Of all the floors in the dorm, BMF has the most diversity, and this occasionally causes conflict between the residents. Living on the floor are people of varying races, majors, and political alignments — and though such discussions regarding such things do not happen, when they do, they are often big affairs that require at least half the floor coming together to discuss how best to respect everyone’s opinions while still being as open and accepting as possible. For the uninitiated, the floor can seem overly-opinionated, unnecessarily sensitive, and perhaps even backwards, for holding more conservative opinions than is the norm in Random Hall.

The women of Random Hall are protective and supportive of their own, however, and while they may not all agree on certain things, they will generally come together if someone on their floor is obviously hurting. Prideful and self-sufficient, the residents of BMF are not overly fluffy or generally concerned about what others may think, and conduct their business however they want, only pausing occasionally to throw out a snarky comment or print another relevant Ryan Gosling meme for the half tongue-in-cheek display of Ryan Gosling memes in the kitchen.

pecker: 43x, 44x

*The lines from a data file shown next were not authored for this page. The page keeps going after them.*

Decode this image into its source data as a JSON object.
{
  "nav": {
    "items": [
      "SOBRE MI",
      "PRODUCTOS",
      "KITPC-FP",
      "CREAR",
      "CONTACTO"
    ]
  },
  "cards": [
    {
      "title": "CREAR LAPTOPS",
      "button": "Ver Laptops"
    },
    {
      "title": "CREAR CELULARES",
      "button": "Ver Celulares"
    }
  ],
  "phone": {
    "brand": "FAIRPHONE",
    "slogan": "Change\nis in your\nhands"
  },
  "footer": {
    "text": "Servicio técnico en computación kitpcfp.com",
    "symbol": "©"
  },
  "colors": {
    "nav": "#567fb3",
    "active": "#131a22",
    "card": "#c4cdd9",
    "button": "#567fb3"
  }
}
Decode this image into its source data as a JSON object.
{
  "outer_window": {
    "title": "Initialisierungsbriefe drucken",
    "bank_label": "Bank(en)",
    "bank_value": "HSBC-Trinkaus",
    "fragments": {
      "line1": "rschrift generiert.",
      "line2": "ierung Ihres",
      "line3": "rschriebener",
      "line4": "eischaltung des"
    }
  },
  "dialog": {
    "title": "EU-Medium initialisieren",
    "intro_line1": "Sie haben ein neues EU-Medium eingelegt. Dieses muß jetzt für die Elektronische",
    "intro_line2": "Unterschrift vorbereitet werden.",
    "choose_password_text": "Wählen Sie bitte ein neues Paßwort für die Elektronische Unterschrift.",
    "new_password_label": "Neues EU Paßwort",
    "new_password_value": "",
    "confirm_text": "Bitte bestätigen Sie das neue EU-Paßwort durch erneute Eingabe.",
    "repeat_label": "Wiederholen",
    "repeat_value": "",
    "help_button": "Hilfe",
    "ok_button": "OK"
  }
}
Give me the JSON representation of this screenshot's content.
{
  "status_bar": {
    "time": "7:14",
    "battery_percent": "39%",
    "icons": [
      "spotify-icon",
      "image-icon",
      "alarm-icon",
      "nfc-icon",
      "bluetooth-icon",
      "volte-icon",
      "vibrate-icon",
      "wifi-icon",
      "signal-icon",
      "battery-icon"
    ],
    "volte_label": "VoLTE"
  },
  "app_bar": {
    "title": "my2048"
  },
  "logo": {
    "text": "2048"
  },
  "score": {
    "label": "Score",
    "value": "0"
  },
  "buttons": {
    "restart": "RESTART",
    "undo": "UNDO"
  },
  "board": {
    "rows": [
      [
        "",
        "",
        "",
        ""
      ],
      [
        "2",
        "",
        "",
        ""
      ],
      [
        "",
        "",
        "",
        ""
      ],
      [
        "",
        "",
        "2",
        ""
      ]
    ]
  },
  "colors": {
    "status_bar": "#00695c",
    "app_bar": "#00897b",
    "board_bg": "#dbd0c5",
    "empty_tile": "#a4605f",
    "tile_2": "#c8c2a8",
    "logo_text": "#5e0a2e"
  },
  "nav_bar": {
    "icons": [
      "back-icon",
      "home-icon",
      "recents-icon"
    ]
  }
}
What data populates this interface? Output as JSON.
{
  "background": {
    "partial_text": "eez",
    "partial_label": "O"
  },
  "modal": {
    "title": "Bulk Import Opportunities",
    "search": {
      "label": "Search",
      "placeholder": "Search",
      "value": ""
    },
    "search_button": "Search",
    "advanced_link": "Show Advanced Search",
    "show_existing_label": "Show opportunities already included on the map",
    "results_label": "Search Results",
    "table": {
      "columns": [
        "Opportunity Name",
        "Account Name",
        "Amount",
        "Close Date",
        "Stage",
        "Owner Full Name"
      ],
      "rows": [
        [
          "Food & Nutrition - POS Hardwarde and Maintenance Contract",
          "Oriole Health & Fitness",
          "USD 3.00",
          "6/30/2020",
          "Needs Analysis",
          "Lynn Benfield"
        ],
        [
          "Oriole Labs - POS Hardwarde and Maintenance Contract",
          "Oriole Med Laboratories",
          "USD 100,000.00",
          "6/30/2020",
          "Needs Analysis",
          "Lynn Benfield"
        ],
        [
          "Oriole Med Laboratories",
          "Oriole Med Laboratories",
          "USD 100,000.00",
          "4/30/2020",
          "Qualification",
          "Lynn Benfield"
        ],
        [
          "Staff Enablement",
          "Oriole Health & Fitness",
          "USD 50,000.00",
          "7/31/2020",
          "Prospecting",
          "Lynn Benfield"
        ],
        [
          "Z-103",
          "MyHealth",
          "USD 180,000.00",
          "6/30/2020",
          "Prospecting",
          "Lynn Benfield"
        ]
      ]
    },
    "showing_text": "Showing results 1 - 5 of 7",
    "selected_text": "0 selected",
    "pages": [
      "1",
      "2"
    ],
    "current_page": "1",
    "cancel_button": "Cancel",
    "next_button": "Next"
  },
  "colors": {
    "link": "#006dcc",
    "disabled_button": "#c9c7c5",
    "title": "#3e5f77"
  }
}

Once upon a time, Pecker held a high concentration of math geniuses and enthusiasts who, had they combined their efforts instead of applying individually, would have soundly beaten the official MIT teams in the annual Putnam Competitions. Nowadays, Peckerites claim to be less genius and more enthusiast, less math and more CS, but the spirit of academia continues with their informal intellectual debates in the kitchen and occasional lectures in the lounge.

Peckerites are a generally friendly bunch, usually found either tooling in the kitchen or arguing about something by the stove. They enjoy wandering to other floors when not in the kitchen, and can occasionally be found on Clam, either playing Tichu or borrowing other things from the board game closet. Almost every Friday, depending on how hosed some Peckerites may be, Pecker hosts Pecker Board Game night, which attracts both Randomites and non-Randomites to Pecker lounge to play board games until ungodly hours of the night. Some months, Pecker lounge also plays host to random undergraduate and/or graduate students, who come by at some predetermined time to give talks on a range of topics from computer science to current research to chemistry to funny linguistic rules.

Aside from the intellectually-stimulating conversations and debates, Peckerites also occasionally host dorm-wide parties and floor dinners. Past examples have included birthday parties for The Milk, the celebration of several Jewish holidays, and something that was tongue-in-cheek lesbian vampire themed.

Once again, standard disclaimer about this post being composed of my own opinions and probably biases. I’ll be writing up two more posts after this and posting them a few days apart to give each some proper attention before the regular scheduled (and final REX-related!) post next Saturday, 8/29.